The Lovers Set Down Their Spoons
Winner of the 2014 Iowa Short Fiction Award, Heather A. Slomski’s debut story collection takes loss as its primary subject and holds it up to the light. In prose spare and daring, poised yet startling, these stories take shape in reality, but reality, they sometimes show us, is not a separate realm from the fantastic or the surreal. Two couples meet for dinner to acknowledge an affair. A mannequin recalls a lover and the life she mysteriously lost. Two girls observe a young widow’s grief through a café window. A man’s hat is as discerning as Cinderella’s shoe.
In the fifteen stories that comprise this collection—some short as breaths, two of them novelettes—Slomski writes with a keen eye about relationships. About the desires that pull us together and the betrayals that push us apart. About jealousy, obsession, loneliness and regret—the byproducts of loving someone that keep us awake at night.
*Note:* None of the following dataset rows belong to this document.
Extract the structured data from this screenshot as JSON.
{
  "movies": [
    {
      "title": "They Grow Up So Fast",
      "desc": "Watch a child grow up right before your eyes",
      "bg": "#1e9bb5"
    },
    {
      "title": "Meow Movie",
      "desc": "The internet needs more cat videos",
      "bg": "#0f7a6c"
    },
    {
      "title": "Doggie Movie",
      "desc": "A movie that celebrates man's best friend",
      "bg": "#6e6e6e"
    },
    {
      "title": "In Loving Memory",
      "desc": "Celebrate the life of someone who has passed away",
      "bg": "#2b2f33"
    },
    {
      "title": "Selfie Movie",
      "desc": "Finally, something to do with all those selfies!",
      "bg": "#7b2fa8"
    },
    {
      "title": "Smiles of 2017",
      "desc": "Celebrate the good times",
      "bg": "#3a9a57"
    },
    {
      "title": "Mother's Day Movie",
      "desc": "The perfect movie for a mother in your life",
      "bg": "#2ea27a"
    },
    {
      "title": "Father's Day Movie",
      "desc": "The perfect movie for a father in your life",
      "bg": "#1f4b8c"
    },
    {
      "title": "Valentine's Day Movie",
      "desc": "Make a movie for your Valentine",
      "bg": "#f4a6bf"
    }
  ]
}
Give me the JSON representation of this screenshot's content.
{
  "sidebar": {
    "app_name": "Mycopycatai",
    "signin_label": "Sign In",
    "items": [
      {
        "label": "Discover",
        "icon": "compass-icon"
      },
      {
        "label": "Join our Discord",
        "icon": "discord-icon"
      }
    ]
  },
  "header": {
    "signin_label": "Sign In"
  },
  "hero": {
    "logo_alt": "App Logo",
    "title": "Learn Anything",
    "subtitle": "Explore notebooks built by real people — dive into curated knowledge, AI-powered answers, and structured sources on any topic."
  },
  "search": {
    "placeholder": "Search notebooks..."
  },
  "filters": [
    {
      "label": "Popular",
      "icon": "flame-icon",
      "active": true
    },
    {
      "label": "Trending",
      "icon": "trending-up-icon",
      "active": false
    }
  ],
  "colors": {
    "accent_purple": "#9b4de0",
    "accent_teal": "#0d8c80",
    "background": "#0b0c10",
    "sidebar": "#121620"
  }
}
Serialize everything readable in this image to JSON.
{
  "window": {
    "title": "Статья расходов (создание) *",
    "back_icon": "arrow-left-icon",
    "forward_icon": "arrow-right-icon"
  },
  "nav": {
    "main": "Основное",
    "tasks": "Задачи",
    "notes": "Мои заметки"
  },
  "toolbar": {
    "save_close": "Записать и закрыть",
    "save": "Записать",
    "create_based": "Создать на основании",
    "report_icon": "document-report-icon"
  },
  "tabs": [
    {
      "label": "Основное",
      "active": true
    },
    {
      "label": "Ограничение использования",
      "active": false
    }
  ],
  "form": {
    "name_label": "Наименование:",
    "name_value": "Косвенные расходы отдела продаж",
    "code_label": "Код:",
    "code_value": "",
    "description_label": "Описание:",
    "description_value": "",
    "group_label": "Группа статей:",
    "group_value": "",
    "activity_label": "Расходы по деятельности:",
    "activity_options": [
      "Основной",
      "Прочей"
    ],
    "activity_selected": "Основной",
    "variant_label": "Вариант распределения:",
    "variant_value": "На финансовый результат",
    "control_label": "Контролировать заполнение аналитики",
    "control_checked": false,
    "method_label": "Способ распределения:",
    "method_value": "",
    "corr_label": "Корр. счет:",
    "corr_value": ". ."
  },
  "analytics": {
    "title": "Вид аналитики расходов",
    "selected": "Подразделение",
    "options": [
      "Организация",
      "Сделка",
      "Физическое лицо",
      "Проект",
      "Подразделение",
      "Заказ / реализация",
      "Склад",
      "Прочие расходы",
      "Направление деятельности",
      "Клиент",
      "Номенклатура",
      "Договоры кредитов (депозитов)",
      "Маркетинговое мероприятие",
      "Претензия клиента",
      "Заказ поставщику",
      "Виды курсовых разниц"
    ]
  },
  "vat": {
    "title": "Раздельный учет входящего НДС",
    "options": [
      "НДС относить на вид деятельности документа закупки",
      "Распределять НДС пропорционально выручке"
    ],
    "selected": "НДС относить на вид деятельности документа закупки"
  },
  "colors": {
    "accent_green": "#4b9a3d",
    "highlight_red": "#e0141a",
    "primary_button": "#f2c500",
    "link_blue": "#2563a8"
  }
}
The characters in these stories share meals, drink wine, buy furniture and art. They live domestic lives, so often wanting to love someone yet ending up alone. In one story, a woman’s fiancé leaves her when she goes to post some mail. In another story, a man can’t move past an affair his wife almost had. Another story describes a series of drawings to detail a couple’s end. But while loss and heartache pervade these stories, there is also occasional hope. For, as the title story shows us, sometimes a breakup isn’t an end at all, but the beginning of your life.
This collection of stories by Heather A. Slomski has hits and misses. The two standout stories are no doubt the first and last stories–The Lovers Set Down Their Spoons and Before the Story Ends. The former is a story of 2 couples dining together and acknowledging the infidelity that connects them. The latter is one part fairy tale and one part heartbreaking reality–a story of love and loss. My favorite things about this book may just be the title and cover, which I adore. Most of the stories revolve around loss in one form or another, and some of them felt much too unfinished for my taste. There were stories I wanted to go on and others that lived past their prime. An emotional collection to say the least, but I prefer more finished short stories. It’s obvious that Slomski is a talented writer. If you’re a short fiction fan, The Lovers Set Down Their Spoons is for you. (I received a digital arc of this title for review purposes.)